Synopses & Reviews
From his film adaptation of To Kill a Mockingbird, which received an Oscar, his drama The Trip to Bountiful, and his screenplay of Tender Mercies to his Pulitzer Prize-winning play, The Young Man from Atlanta, and his complete nine-play opus, The Orphans' Home Cycle, Foote's work has touched millions. He has long been regarded by other playwrights and screenwriters, actors, and cognoscenti of the theater and cinema as America's storyteller; critics compare him to William Faulkner and Anton Chekhov. Yet Horton Foote's compelling character and rich life remain largely unknown to the general public. His is the story of an artist who refused to compromise his talents for the sake of fame or money or opportunity - who insisted on writing what he regarded as truth, even when for many years almost no one would listen.

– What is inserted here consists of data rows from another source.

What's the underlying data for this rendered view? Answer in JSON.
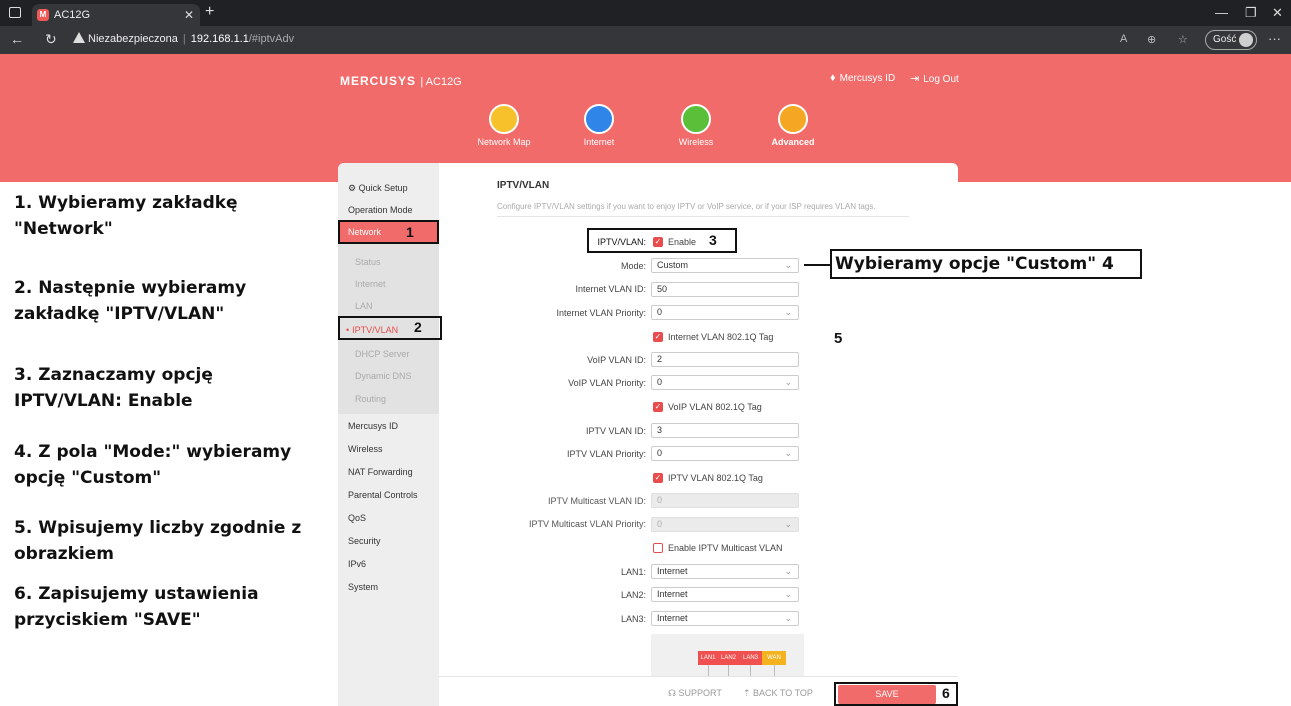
{
  "browser": {
    "tab_title": "AC12G",
    "tab_favicon": "M",
    "security_label": "Niezabezpieczona",
    "url_host": "192.168.1.1",
    "url_path": "/#iptvAdv",
    "guest_label": "Gość"
  },
  "router": {
    "brand": "MERCUSYS",
    "model": "| AC12G",
    "id_link": "Mercusys ID",
    "logout_link": "Log Out",
    "top_nav": [
      {
        "label": "Network Map",
        "color": "#f6c12b"
      },
      {
        "label": "Internet",
        "color": "#2f86e8"
      },
      {
        "label": "Wireless",
        "color": "#5bbf3a"
      },
      {
        "label": "Advanced",
        "color": "#f5a623"
      }
    ]
  },
  "sidebar": {
    "quick_setup": "Quick Setup",
    "operation_mode": "Operation Mode",
    "network": "Network",
    "sub_items": [
      "Status",
      "Internet",
      "LAN",
      "IPTV/VLAN",
      "DHCP Server",
      "Dynamic DNS",
      "Routing"
    ],
    "items": [
      "Mercusys ID",
      "Wireless",
      "NAT Forwarding",
      "Parental Controls",
      "QoS",
      "Security",
      "IPv6",
      "System"
    ]
  },
  "content": {
    "title": "IPTV/VLAN",
    "description": "Configure IPTV/VLAN settings if you want to enjoy IPTV or VoIP service, or if your ISP requires VLAN tags.",
    "iptv_vlan_label": "IPTV/VLAN:",
    "enable_label": "Enable",
    "mode_label": "Mode:",
    "mode_value": "Custom",
    "internet_vlan_id_label": "Internet VLAN ID:",
    "internet_vlan_id": "50",
    "internet_vlan_priority_label": "Internet VLAN Priority:",
    "internet_vlan_priority": "0",
    "internet_tag_label": "Internet VLAN 802.1Q Tag",
    "voip_vlan_id_label": "VoIP VLAN ID:",
    "voip_vlan_id": "2",
    "voip_vlan_priority_label": "VoIP VLAN Priority:",
    "voip_vlan_priority": "0",
    "voip_tag_label": "VoIP VLAN 802.1Q Tag",
    "iptv_vlan_id_label": "IPTV VLAN ID:",
    "iptv_vlan_id": "3",
    "iptv_vlan_priority_label": "IPTV VLAN Priority:",
    "iptv_vlan_priority": "0",
    "iptv_tag_label": "IPTV VLAN 802.1Q Tag",
    "multicast_vlan_id_label": "IPTV Multicast VLAN ID:",
    "multicast_vlan_id": "0",
    "multicast_vlan_priority_label": "IPTV Multicast VLAN Priority:",
    "multicast_vlan_priority": "0",
    "enable_multicast_label": "Enable IPTV Multicast VLAN",
    "lan1_label": "LAN1:",
    "lan1_value": "Internet",
    "lan2_label": "LAN2:",
    "lan2_value": "Internet",
    "lan3_label": "LAN3:",
    "lan3_value": "Internet",
    "ports": [
      "LAN1",
      "LAN2",
      "LAN3",
      "WAN"
    ]
  },
  "footer": {
    "support": "SUPPORT",
    "back_to_top": "BACK TO TOP",
    "save": "SAVE"
  },
  "annotations": {
    "step1": "1. Wybieramy zakładkę \"Network\"",
    "step2": "2. Następnie wybieramy zakładkę \"IPTV/VLAN\"",
    "step3": "3. Zaznaczamy opcję IPTV/VLAN: Enable",
    "step4": "4. Z pola \"Mode:\" wybieramy opcję \"Custom\"",
    "step5": "5. Wpisujemy liczby zgodnie z obrazkiem",
    "step6": "6. Zapisujemy ustawienia przyciskiem \"SAVE\"",
    "custom_callout": "Wybieramy opcje \"Custom\"  4",
    "n1": "1",
    "n2": "2",
    "n3": "3",
    "n5": "5",
    "n6": "6"
  }
}
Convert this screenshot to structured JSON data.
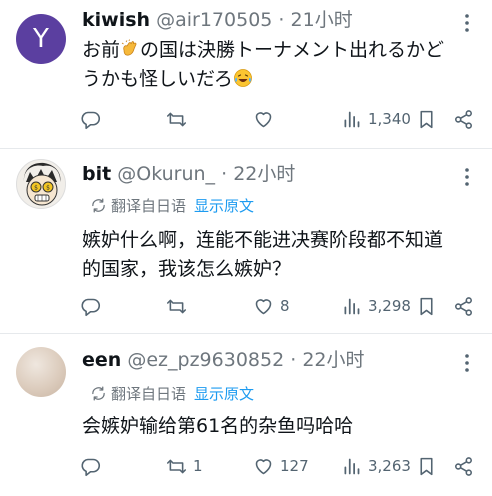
{
  "tweets": [
    {
      "name": "kiwish",
      "handle": "@air170505",
      "time": "21小时",
      "avatar_letter": "Y",
      "text_line1_a": "お前",
      "text_line1_b": "の国は決勝トーナメント出れるかど",
      "text_line2": "うかも怪しいだろ",
      "emoji1": "clap-hands-emoji",
      "emoji2": "laughing-tears-emoji",
      "replies": "",
      "retweets": "",
      "likes": "",
      "views": "1,340"
    },
    {
      "name": "bit",
      "handle": "@Okurun_",
      "time": "22小时",
      "translate_label": "翻译自日语",
      "translate_link": "显示原文",
      "text_line1": "嫉妒什么啊，连能不能进决赛阶段都不知道",
      "text_line2": "的国家，我该怎么嫉妒？",
      "replies": "",
      "retweets": "",
      "likes": "8",
      "views": "3,298"
    },
    {
      "name": "een",
      "handle": "@ez_pz9630852",
      "time": "22小时",
      "translate_label": "翻译自日语",
      "translate_link": "显示原文",
      "text_line1": "会嫉妒输给第61名的杂鱼吗哈哈",
      "replies": "",
      "retweets": "1",
      "likes": "127",
      "views": "3,263"
    }
  ],
  "separator": "·",
  "icons": {
    "reply": "reply-icon",
    "retweet": "retweet-icon",
    "like": "heart-icon",
    "views": "views-chart-icon",
    "bookmark": "bookmark-icon",
    "share": "share-icon",
    "more": "more-dots-icon",
    "translate": "translate-icon"
  },
  "colors": {
    "link": "#1d9bf0",
    "muted": "#6e767d",
    "text": "#0f1419"
  }
}
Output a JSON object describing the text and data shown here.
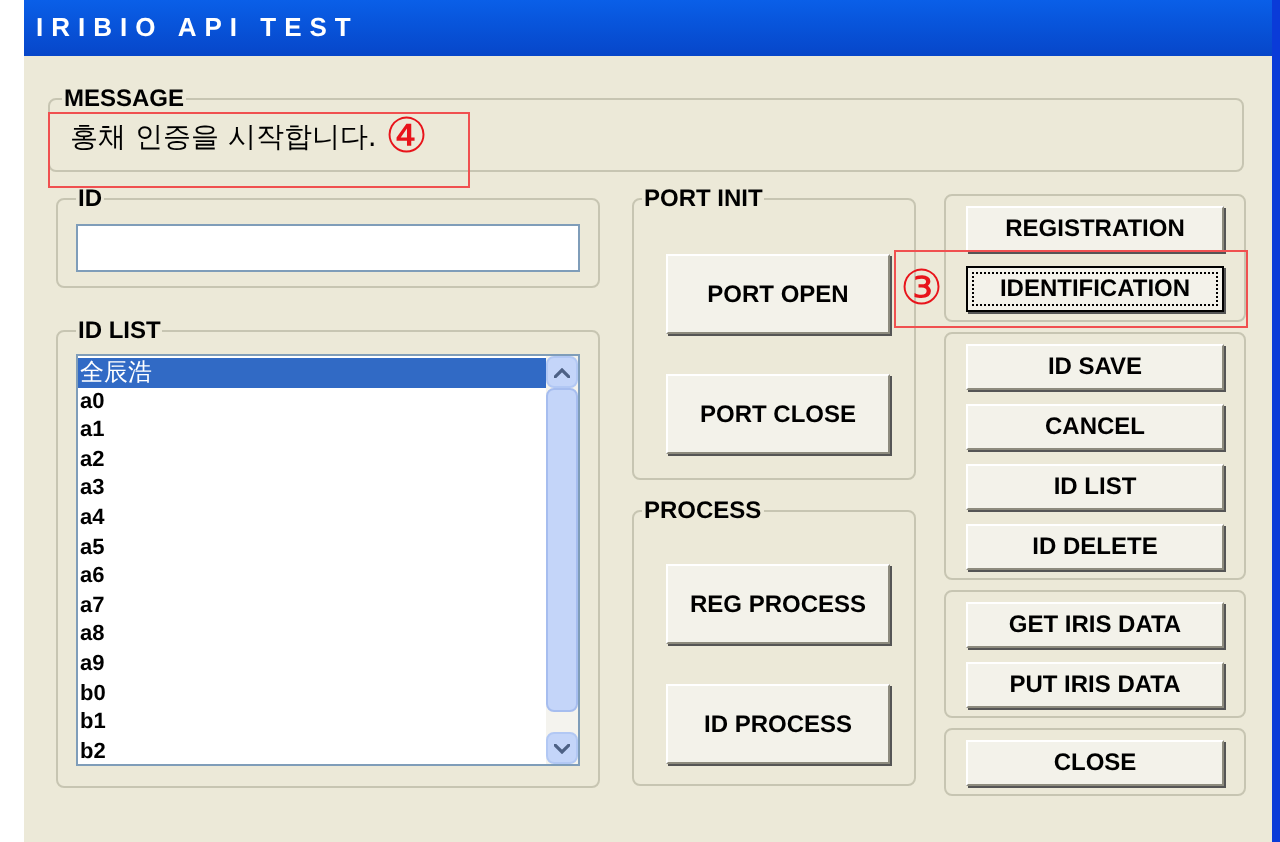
{
  "window": {
    "title": "IRIBIO API TEST"
  },
  "message": {
    "label": "MESSAGE",
    "text": "홍채 인증을 시작합니다.",
    "callout": "④"
  },
  "id_field": {
    "label": "ID"
  },
  "id_list": {
    "label": "ID LIST",
    "items": [
      {
        "text": "全辰浩",
        "selected": true
      },
      {
        "text": "a0",
        "selected": false
      },
      {
        "text": "a1",
        "selected": false
      },
      {
        "text": "a2",
        "selected": false
      },
      {
        "text": "a3",
        "selected": false
      },
      {
        "text": "a4",
        "selected": false
      },
      {
        "text": "a5",
        "selected": false
      },
      {
        "text": "a6",
        "selected": false
      },
      {
        "text": "a7",
        "selected": false
      },
      {
        "text": "a8",
        "selected": false
      },
      {
        "text": "a9",
        "selected": false
      },
      {
        "text": "b0",
        "selected": false
      },
      {
        "text": "b1",
        "selected": false
      },
      {
        "text": "b2",
        "selected": false
      }
    ]
  },
  "port_init": {
    "label": "PORT INIT",
    "buttons": [
      "PORT OPEN",
      "PORT CLOSE"
    ]
  },
  "process": {
    "label": "PROCESS",
    "buttons": [
      "REG PROCESS",
      "ID PROCESS"
    ]
  },
  "button_groups": [
    {
      "buttons": [
        {
          "label": "REGISTRATION",
          "focused": false
        },
        {
          "label": "IDENTIFICATION",
          "focused": true,
          "callout": "③"
        }
      ]
    },
    {
      "buttons": [
        {
          "label": "ID SAVE",
          "focused": false
        },
        {
          "label": "CANCEL",
          "focused": false
        },
        {
          "label": "ID LIST",
          "focused": false
        },
        {
          "label": "ID DELETE",
          "focused": false
        }
      ]
    },
    {
      "buttons": [
        {
          "label": "GET IRIS DATA",
          "focused": false
        },
        {
          "label": "PUT IRIS DATA",
          "focused": false
        }
      ]
    },
    {
      "buttons": [
        {
          "label": "CLOSE",
          "focused": false
        }
      ]
    }
  ]
}
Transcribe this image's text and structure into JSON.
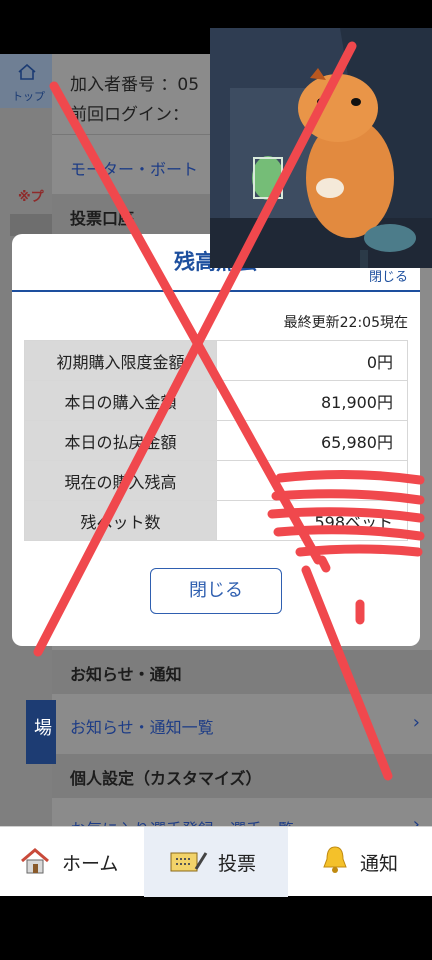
{
  "left_nav": {
    "top_label": "トップ",
    "warning_mark": "※プ",
    "side_button_label": "場"
  },
  "menu": {
    "member_number": "加入者番号 ：05",
    "last_login": "前回ログイン：",
    "motor_boat_link": "モーター・ボート",
    "voting_account_section": "投票口座",
    "notice_section": "お知らせ・通知",
    "notice_list_link": "お知らせ・通知一覧",
    "personal_section": "個人設定（カスタマイズ）",
    "favorites_link": "お気に入り選手登録・選手一覧"
  },
  "modal": {
    "title": "残高照会",
    "close_link": "閉じる",
    "updated_at": "最終更新22:05現在",
    "rows": [
      {
        "label": "初期購入限度金額",
        "value": "0円"
      },
      {
        "label": "本日の購入金額",
        "value": "81,900円"
      },
      {
        "label": "本日の払戻金額",
        "value": "65,980円"
      },
      {
        "label": "現在の購入残高",
        "value": ""
      },
      {
        "label": "残ベット数",
        "value": "598ベット"
      }
    ],
    "close_button": "閉じる"
  },
  "tabbar": {
    "tabs": [
      {
        "label": "ホーム",
        "icon": "home-icon"
      },
      {
        "label": "投票",
        "icon": "ticket-icon"
      },
      {
        "label": "通知",
        "icon": "bell-icon"
      }
    ]
  },
  "colors": {
    "brand_blue": "#1d4f9e",
    "mark_red": "#f0484d"
  }
}
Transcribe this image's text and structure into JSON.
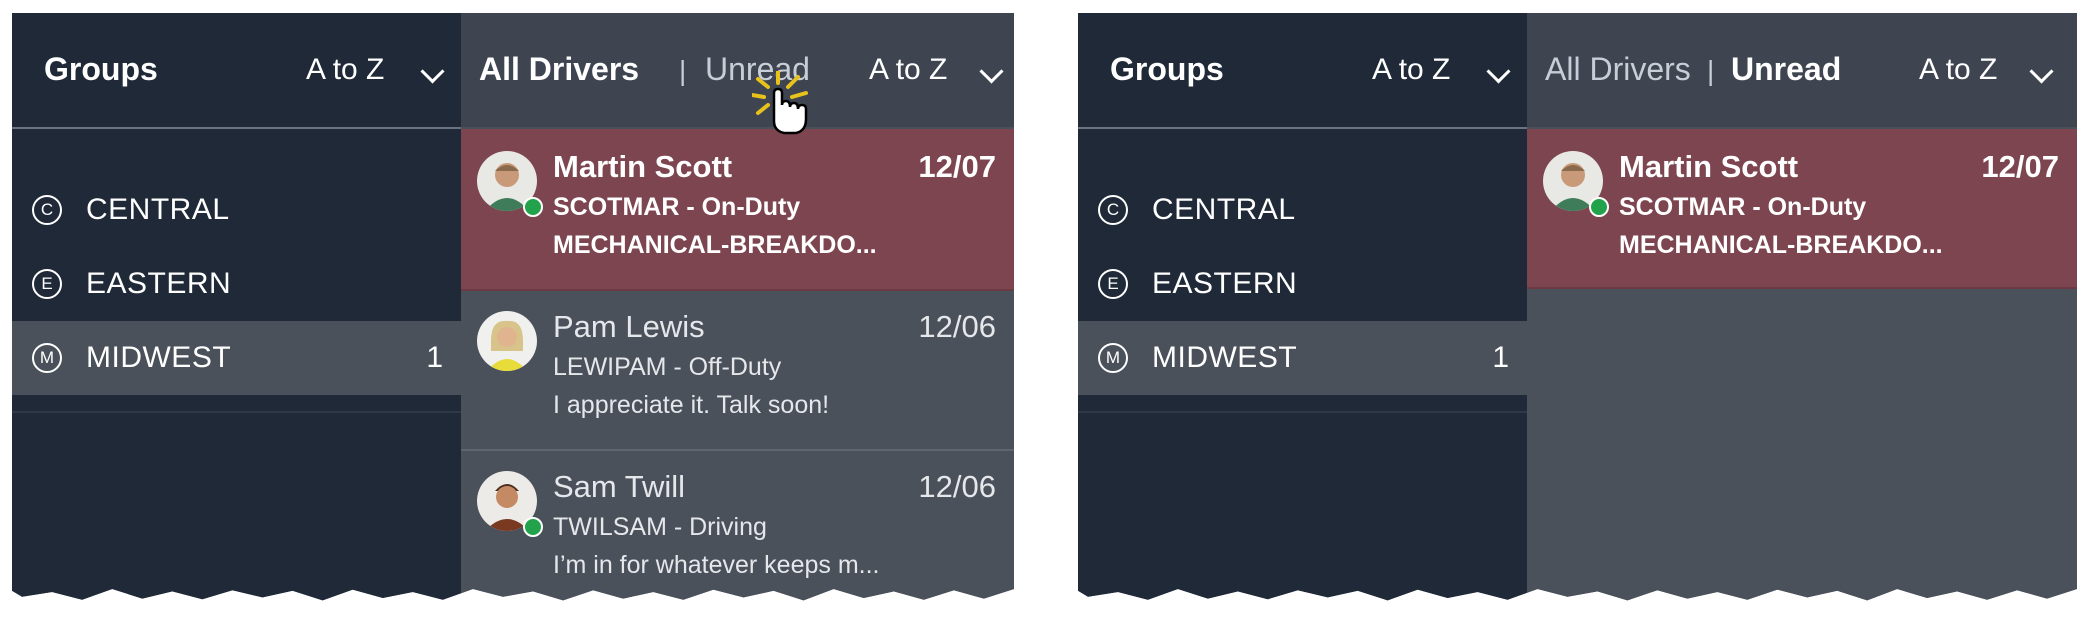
{
  "colors": {
    "panel_dark": "#1f2937",
    "panel_gray": "#4b515a",
    "unread_row": "#7d4550",
    "online_dot": "#22a24a"
  },
  "left": {
    "groups": {
      "title": "Groups",
      "sort_label": "A to Z",
      "items": [
        {
          "letter": "C",
          "label": "CENTRAL",
          "count": ""
        },
        {
          "letter": "E",
          "label": "EASTERN",
          "count": ""
        },
        {
          "letter": "M",
          "label": "MIDWEST",
          "count": "1"
        }
      ]
    },
    "drivers": {
      "tab_all": "All Drivers",
      "separator": "|",
      "tab_unread": "Unread",
      "active_tab": "All Drivers",
      "sort_label": "A to Z",
      "rows": [
        {
          "name": "Martin Scott",
          "date": "12/07",
          "status": "SCOTMAR - On-Duty",
          "message": "MECHANICAL-BREAKDO...",
          "unread": true,
          "online": true
        },
        {
          "name": "Pam Lewis",
          "date": "12/06",
          "status": "LEWIPAM - Off-Duty",
          "message": "I appreciate it. Talk soon!",
          "unread": false,
          "online": false
        },
        {
          "name": "Sam Twill",
          "date": "12/06",
          "status": "TWILSAM - Driving",
          "message": "I’m in for whatever keeps m...",
          "unread": false,
          "online": true
        }
      ]
    }
  },
  "right": {
    "groups": {
      "title": "Groups",
      "sort_label": "A to Z",
      "items": [
        {
          "letter": "C",
          "label": "CENTRAL",
          "count": ""
        },
        {
          "letter": "E",
          "label": "EASTERN",
          "count": ""
        },
        {
          "letter": "M",
          "label": "MIDWEST",
          "count": "1"
        }
      ]
    },
    "drivers": {
      "tab_all": "All Drivers",
      "separator": "|",
      "tab_unread": "Unread",
      "active_tab": "Unread",
      "sort_label": "A to Z",
      "rows": [
        {
          "name": "Martin Scott",
          "date": "12/07",
          "status": "SCOTMAR - On-Duty",
          "message": "MECHANICAL-BREAKDO...",
          "unread": true,
          "online": true
        }
      ]
    }
  }
}
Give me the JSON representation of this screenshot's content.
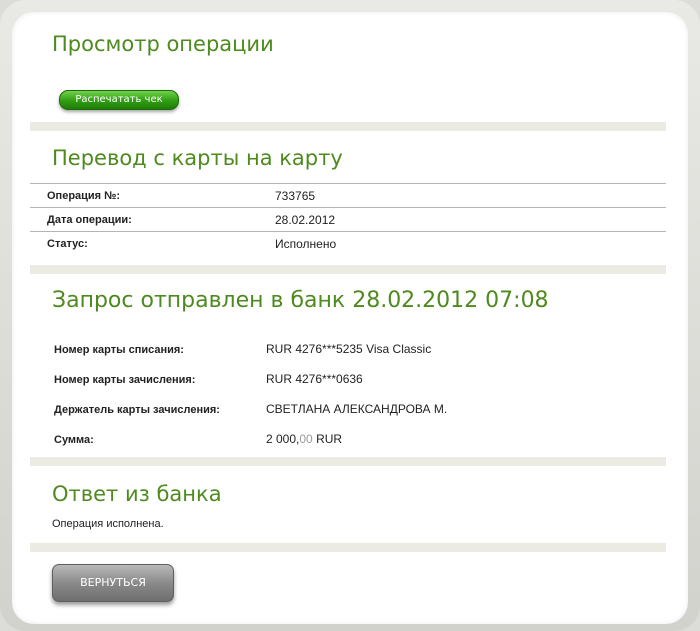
{
  "header": {
    "title": "Просмотр операции",
    "print_button": "Распечатать чек"
  },
  "operation": {
    "title": "Перевод с карты на карту",
    "rows": [
      {
        "label": "Операция №:",
        "value": "733765"
      },
      {
        "label": "Дата операции:",
        "value": "28.02.2012"
      },
      {
        "label": "Статус:",
        "value": "Исполнено"
      }
    ]
  },
  "request": {
    "title": "Запрос отправлен в банк 28.02.2012 07:08",
    "rows": [
      {
        "label": "Номер карты списания:",
        "value": "RUR 4276***5235 Visa Classic"
      },
      {
        "label": "Номер карты зачисления:",
        "value": "RUR 4276***0636"
      },
      {
        "label": "Держатель карты зачисления:",
        "value": "СВЕТЛАНА АЛЕКСАНДРОВА М."
      },
      {
        "label": "Сумма:",
        "amount_main": "2 000,",
        "amount_kop": "00",
        "currency": " RUR"
      }
    ]
  },
  "response": {
    "title": "Ответ из банка",
    "text": "Операция исполнена."
  },
  "footer": {
    "back_button": "ВЕРНУТЬСЯ"
  },
  "colors": {
    "title_green": "#4e8a1e",
    "button_green": "#2f9d12",
    "divider": "#ecebe3",
    "button_grey": "#8a8a8a"
  }
}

In the first comprehensive biography of this remarkable writer, Wilborn Hampton introduces Foote to the countless Americans who have admired his work. Hampton, a theater critic for the New York Times, offers a colorful, compulsively readable account of a life and career that spanned seven decades.